Panelists discussed aspects of the Colombia Peace Process, after viewing the film “Port of Destiny:Peace” about the Nobel Peace Prize winning president of Colombia. Linda Stamato, co-director of the CNCR, made the following observations:
The peace agreement that the Colombian government and the FARC, the Revolutionary Armed Forces of Colombia, originally presented to the people of Colombia did not offer a choice between peace and justice. Rather, the agreement looked to spare the nation the emotional and financial costs of retribution and to create an investment by the rebels in a stable and durable peace.
Rather than focusing on the past, particularly on punishing the rebel fighters — amnesty was to be granted to some but not to those guilty of grave crimes — the plan embraced the future.
Offering seats in the country’s legislature to the rebels is not a reward but an intelligent investment that broadens political participation in the new postwar democracy.
An insight attributed to Confucius is sadly relevant to the rejection of the agreement: “Before you embark on a journey of revenge, dig two graves.” There are enough graves in Colombia.
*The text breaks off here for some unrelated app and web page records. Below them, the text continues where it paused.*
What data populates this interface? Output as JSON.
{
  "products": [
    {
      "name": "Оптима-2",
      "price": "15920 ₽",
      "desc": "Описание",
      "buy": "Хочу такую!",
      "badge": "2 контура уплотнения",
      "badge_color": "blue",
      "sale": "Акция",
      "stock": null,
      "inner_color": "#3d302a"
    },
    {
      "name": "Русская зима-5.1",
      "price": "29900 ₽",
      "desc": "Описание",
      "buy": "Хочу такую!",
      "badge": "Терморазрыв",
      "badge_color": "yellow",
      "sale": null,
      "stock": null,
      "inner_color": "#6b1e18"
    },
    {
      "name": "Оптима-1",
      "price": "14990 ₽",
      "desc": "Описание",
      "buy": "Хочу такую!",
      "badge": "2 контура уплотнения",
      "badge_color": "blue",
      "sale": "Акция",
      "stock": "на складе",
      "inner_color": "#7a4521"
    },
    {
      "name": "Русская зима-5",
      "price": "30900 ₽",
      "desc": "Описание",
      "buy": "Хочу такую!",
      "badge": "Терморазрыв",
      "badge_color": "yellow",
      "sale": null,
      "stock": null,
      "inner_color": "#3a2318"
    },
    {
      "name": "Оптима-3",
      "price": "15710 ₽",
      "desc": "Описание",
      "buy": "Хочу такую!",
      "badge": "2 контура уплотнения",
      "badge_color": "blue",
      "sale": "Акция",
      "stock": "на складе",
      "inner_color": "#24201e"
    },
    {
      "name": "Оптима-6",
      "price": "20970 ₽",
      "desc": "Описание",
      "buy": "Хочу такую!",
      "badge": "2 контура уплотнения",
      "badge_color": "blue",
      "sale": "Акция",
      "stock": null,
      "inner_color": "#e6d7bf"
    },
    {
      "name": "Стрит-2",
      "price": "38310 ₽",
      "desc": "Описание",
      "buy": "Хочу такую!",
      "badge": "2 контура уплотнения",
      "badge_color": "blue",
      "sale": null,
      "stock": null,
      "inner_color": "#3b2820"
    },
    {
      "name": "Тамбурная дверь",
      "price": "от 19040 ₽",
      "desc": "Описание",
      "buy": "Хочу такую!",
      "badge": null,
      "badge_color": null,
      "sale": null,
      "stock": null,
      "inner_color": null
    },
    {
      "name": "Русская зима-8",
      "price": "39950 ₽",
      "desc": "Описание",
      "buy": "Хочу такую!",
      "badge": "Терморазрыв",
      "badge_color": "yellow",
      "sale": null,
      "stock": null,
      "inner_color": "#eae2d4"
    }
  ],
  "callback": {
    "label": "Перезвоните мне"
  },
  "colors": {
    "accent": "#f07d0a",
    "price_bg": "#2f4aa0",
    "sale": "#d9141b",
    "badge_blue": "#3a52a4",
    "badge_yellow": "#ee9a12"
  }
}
After 50 years, the nation deserves peace.
Having returned to the negotiating table, and producing a second agreement, the nation is trying to move forward but, under new leadership that has less of a commitment to the peace accords negotiated by the prior president, there is concern that the insurgency may start again, setting back the nation on its path to recreating the nation.
There are many lessons to learn from the Colombia peace process, not least that reaching agreement is the beginning of a process, not the end, and that implementation of agreement terms is just as difficult, if not more than reaching agreement in the first place.